A brief article in The Boston Globe the while back caught my eye.
A U.S. Court of Appeals has overturned a district court holding that "habitual breast staring did not create a hostile work environment."
Nancy Billings, a secretary to the town administrator in Grafton, Massachusetts, had claimed that said town administrator had, in repeated interactions with her, stared at her breasts. She wasn't alone - other women had noted the problem, and complained to the town's Board of Selectmen.
The behavior would stop for a while - but only a while. Then Billings boss was at it again.
Billings original complaint argued that she was a victim of both harassment and retaliation, namely:
...being reprimanded, banned from the administrator's office, charged personal time for attending a deposition and mediation (while other town employees were not charged) and transferred from the town administrator's office down to the recreation department, an arguably less prestigious position that required her to clock in.
(This summary, and other information in this post, is taken from the web site of Chicago law firm Meites, Mulder, Mollica and Glink - how's that for a mouthful? - which, I guess, specializes in EEO cases.)

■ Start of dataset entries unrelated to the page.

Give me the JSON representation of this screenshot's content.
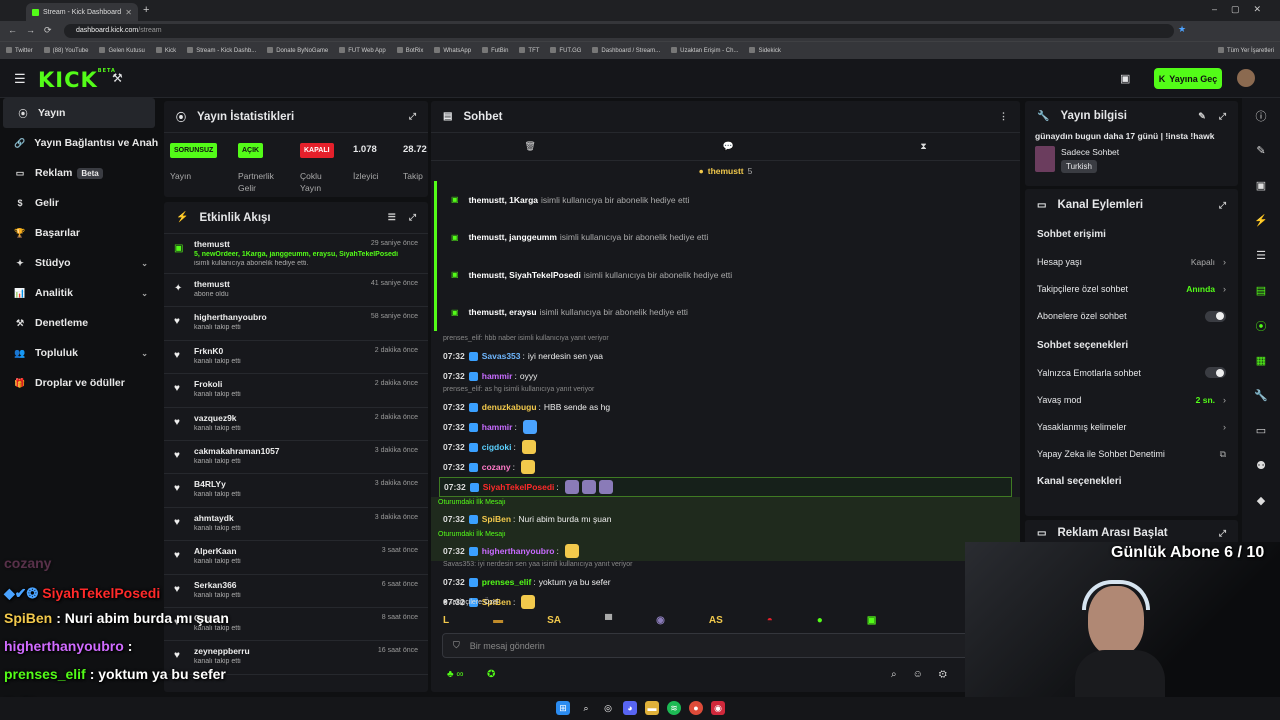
{
  "browser": {
    "tab_title": "Stream - Kick Dashboard",
    "url_host": "dashboard.kick.com",
    "url_path": "/stream",
    "bookmarks": [
      "Twitter",
      "(88) YouTube",
      "Gelen Kutusu",
      "Kick",
      "Stream - Kick Dashb...",
      "Donate ByNoGame",
      "FUT Web App",
      "BotRix",
      "WhatsApp",
      "FutBin",
      "TFT",
      "FUT.GG",
      "Dashboard / Stream...",
      "Uzaktan Erişim - Ch...",
      "Sidekick"
    ],
    "bookmarks_all": "Tüm Yer İşaretleri"
  },
  "header": {
    "logo": "KICK",
    "logo_tag": "BETA",
    "go_live": "Yayına Geç"
  },
  "sidebar": {
    "items": [
      {
        "label": "Yayın",
        "icon": "broadcast-icon"
      },
      {
        "label": "Yayın Bağlantısı ve Anahtarı",
        "icon": "link-icon"
      },
      {
        "label": "Reklam",
        "icon": "ad-icon",
        "badge": "Beta"
      },
      {
        "label": "Gelir",
        "icon": "money-icon"
      },
      {
        "label": "Başarılar",
        "icon": "trophy-icon"
      },
      {
        "label": "Stüdyo",
        "icon": "studio-icon"
      },
      {
        "label": "Analitik",
        "icon": "chart-icon"
      },
      {
        "label": "Denetleme",
        "icon": "hammer-icon"
      },
      {
        "label": "Topluluk",
        "icon": "community-icon"
      },
      {
        "label": "Droplar ve ödüller",
        "icon": "gift-icon"
      }
    ]
  },
  "stats": {
    "title": "Yayın İstatistikleri",
    "items": [
      {
        "badge": "SORUNSUZ",
        "label": "Yayın"
      },
      {
        "badge": "AÇIK",
        "label": "Partnerlik Gelir Programı"
      },
      {
        "badge": "KAPALI",
        "label": "Çoklu Yayın"
      },
      {
        "value": "1.078",
        "label": "İzleyici"
      },
      {
        "value": "28.72",
        "label": "Takip"
      }
    ]
  },
  "activity": {
    "title": "Etkinlik Akışı",
    "events": [
      {
        "name": "themustt",
        "sub_green": "5, newOrdeer, 1Karga, janggeumm, eraysu, SiyahTekelPosedi",
        "sub": "isimli kullanıcıya abonelik hediye etti.",
        "time": "29 saniye önce"
      },
      {
        "name": "themustt",
        "sub": "abone oldu",
        "time": "41 saniye önce"
      },
      {
        "name": "higherthanyoubro",
        "sub": "kanalı takip etti",
        "time": "58 saniye önce"
      },
      {
        "name": "FrknK0",
        "sub": "kanalı takip etti",
        "time": "2 dakika önce"
      },
      {
        "name": "Frokoli",
        "sub": "kanalı takip etti",
        "time": "2 dakika önce"
      },
      {
        "name": "vazquez9k",
        "sub": "kanalı takip etti",
        "time": "2 dakika önce"
      },
      {
        "name": "cakmakahraman1057",
        "sub": "kanalı takip etti",
        "time": "3 dakika önce"
      },
      {
        "name": "B4RLYy",
        "sub": "kanalı takip etti",
        "time": "3 dakika önce"
      },
      {
        "name": "ahmtaydk",
        "sub": "kanalı takip etti",
        "time": "3 dakika önce"
      },
      {
        "name": "AlperKaan",
        "sub": "kanalı takip etti",
        "time": "3 saat önce"
      },
      {
        "name": "Serkan366",
        "sub": "kanalı takip etti",
        "time": "6 saat önce"
      },
      {
        "name": "Ozan3",
        "sub": "kanalı takip etti",
        "time": "8 saat önce"
      },
      {
        "name": "zeyneppberru",
        "sub": "kanalı takip etti",
        "time": "16 saat önce"
      }
    ]
  },
  "chat": {
    "title": "Sohbet",
    "pinned_user": "themustt",
    "pinned_count": "5",
    "sub_gifts": [
      {
        "user": "themustt, 1Karga",
        "text": "isimli kullanıcıya bir abonelik hediye etti"
      },
      {
        "user": "themustt, janggeumm",
        "text": "isimli kullanıcıya bir abonelik hediye etti"
      },
      {
        "user": "themustt, SiyahTekelPosedi",
        "text": "isimli kullanıcıya bir abonelik hediye etti"
      },
      {
        "user": "themustt, eraysu",
        "text": "isimli kullanıcıya bir abonelik hediye etti"
      }
    ],
    "reply1": "prenses_elif: hbb naber isimli kullanıcıya yanıt veriyor",
    "reply2": "prenses_elif: as hg isimli kullanıcıya yanıt veriyor",
    "reply3": "Savas353: iyi nerdesin sen yaa isimli kullanıcıya yanıt veriyor",
    "messages": [
      {
        "time": "07:32",
        "user": "Savas353",
        "color": "#6fb7ff",
        "text": "iyi nerdesin sen yaa"
      },
      {
        "time": "07:32",
        "user": "hammir",
        "color": "#c86bff",
        "text": "oyyy"
      },
      {
        "time": "07:32",
        "user": "denuzkabugu",
        "color": "#f2c94c",
        "text": "HBB sende as hg"
      },
      {
        "time": "07:32",
        "user": "hammir",
        "color": "#c86bff",
        "text": ""
      },
      {
        "time": "07:32",
        "user": "cigdoki",
        "color": "#5bd1ff",
        "text": ""
      },
      {
        "time": "07:32",
        "user": "cozany",
        "color": "#ff7ac8",
        "text": ""
      },
      {
        "time": "07:32",
        "user": "SiyahTekelPosedi",
        "color": "#ff2a2a",
        "text": ""
      },
      {
        "time": "07:32",
        "user": "SpiBen",
        "color": "#f2c94c",
        "text": "Nuri abim burda mı şuan"
      },
      {
        "time": "07:32",
        "user": "higherthanyoubro",
        "color": "#c86bff",
        "text": ""
      },
      {
        "time": "07:32",
        "user": "prenses_elif",
        "color": "#53fc18",
        "text": "yoktum ya bu sefer"
      },
      {
        "time": "07:32",
        "user": "SpiBen",
        "color": "#f2c94c",
        "text": ""
      }
    ],
    "first_msg_label": "Oturumdaki İlk Mesajı",
    "followers_only": "Takipçilere Özel",
    "placeholder": "Bir mesaj gönderin",
    "emote_labels": [
      "SA",
      "AS"
    ]
  },
  "stream_info": {
    "title": "Yayın bilgisi",
    "stream_title": "günaydın bugun daha 17 günü | !insta !hawk",
    "category": "Sadece Sohbet",
    "language": "Turkish"
  },
  "channel_actions": {
    "title": "Kanal Eylemleri",
    "access_title": "Sohbet erişimi",
    "rows1": [
      {
        "label": "Hesap yaşı",
        "value": "Kapalı"
      },
      {
        "label": "Takipçilere özel sohbet",
        "value": "Anında"
      },
      {
        "label": "Abonelere özel sohbet",
        "value": ""
      }
    ],
    "options_title": "Sohbet seçenekleri",
    "rows2": [
      {
        "label": "Yalnızca Emotlarla sohbet",
        "value": ""
      },
      {
        "label": "Yavaş mod",
        "value": "2 sn."
      },
      {
        "label": "Yasaklanmış kelimeler",
        "value": ""
      },
      {
        "label": "Yapay Zeka ile Sohbet Denetimi",
        "value": ""
      }
    ],
    "channel_options": "Kanal seçenekleri"
  },
  "ad_break": {
    "title": "Reklam Arası Başlat"
  },
  "overlay": {
    "sub_goal": "Günlük Abone 6 / 10",
    "chat": [
      {
        "user": "cozany",
        "color": "#ff7ac8",
        "text": ""
      },
      {
        "user": "SiyahTekelPosedi",
        "color": "#ff2a2a",
        "text": ""
      },
      {
        "user": "SpiBen",
        "color": "#f2c94c",
        "text": ": Nuri abim burda mı şuan"
      },
      {
        "user": "higherthanyoubro",
        "color": "#d06bff",
        "text": ":"
      },
      {
        "user": "prenses_elif",
        "color": "#53fc18",
        "text": ": yoktum ya bu sefer"
      },
      {
        "user": "SpiBen",
        "color": "#f2c94c",
        "text": ":"
      }
    ]
  },
  "colors": {
    "accent": "#53fc18",
    "panel": "#17181c",
    "bg": "#0f1012",
    "danger": "#e5202b"
  }
}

The town of Grafton had argued that staring at a woman's breast should not be deemed sexual in nature, because it did not involve touching or sexually-laced comments. (Duh?) And the lower court had obviously bought this argument. (Double duh?)
Fortunately, the higher court has ruled that the behavior of the town administrator could, in fact, be considered harassing - and that staring at a woman's breast was nothing other than sexual in nature.
While I never had a manager who behaved in this way, I do know the breast staring feeling - and it's not comfortable.
Years ago, I worked with a very nice fellow who had the unnerving habit of looking at a woman's breasts when he was talking to her. All the woman in the office joked about it, but we chalked it up to "Ben being Ben."
Ben was a techie, and, like many of the techies we worked with, he was socially awkward, and especially clumsy around women.
Despite the breast staring, we all liked Ben. He was truly a decent guy - kind, personable, good sense of humor. If it wasn't for the breast thing...
A few of us did mention something to Ben, and he would just turn beat red. One of us - I truly can't remember if it was me or my friend Liz - on one occasion, pointed to our chests and said, "These are breasts," then pointed to our eyes, saying, "These are eyes. When you're talking to someone, you look in their eyes, not their breasts."
Ben was a peer, not a manager, but his behavior would have been more disturbing if one of us had been reporting to him.
Mostly, we just laughed it off. (I haven't seen Ben in years - I wonder if he ever outgrew this habit.)
I worked with another techie who had a breast obsession of a different sort.
Ira, a fellow manager, would sit at management meetings drawing objects that most people would plausibly interpret as being breast- like in nature. I was the only woman on the management team, and I was pretty friendly with Ira. Again, like Ben, Ira was a very nice man, and I liked him a lot. The curlicue breast-like drawings I could have lived with out.
One event sealed my interpretation of Ira's doodles.
I had helped Ira out with a presentation he had to give, and he took at moment at our next meeting to "thank Maureen for being my wet nurse."
"Wet nurse," I yelled. "Wet nurse?"
"Help me out here," Ira said. 'What's the word I'm looking for?"
"It's nursemaid," I told him, "And if you're looking for a wetnurse, you'd probably not want to pick someone over 40 who never had a child."
Yes, I will confess that I've gotten a lot of laughs out of Ben and Ira stories over the years.
But it certainly would have been a different story if I'd had a reporting relationship with either one of them.
I'm glad that Nancy Billings is going to get her day in court.
My guess is that her boss wasn't a leering, evil, salacious monster. He may well have been, like Ben and Ira, a goofball, a nerd. Maybe he has Asperger's. Maybe he can't help himself.
But he still put the women around him in an uncomfortable position.
And however little he could help himself with respect to his breast-staring compulsion, the punitive tack he took when Nancy Billings complained lifted him out of the category of harmless.
Good luck to Nancy Billings as she furthers her complaint.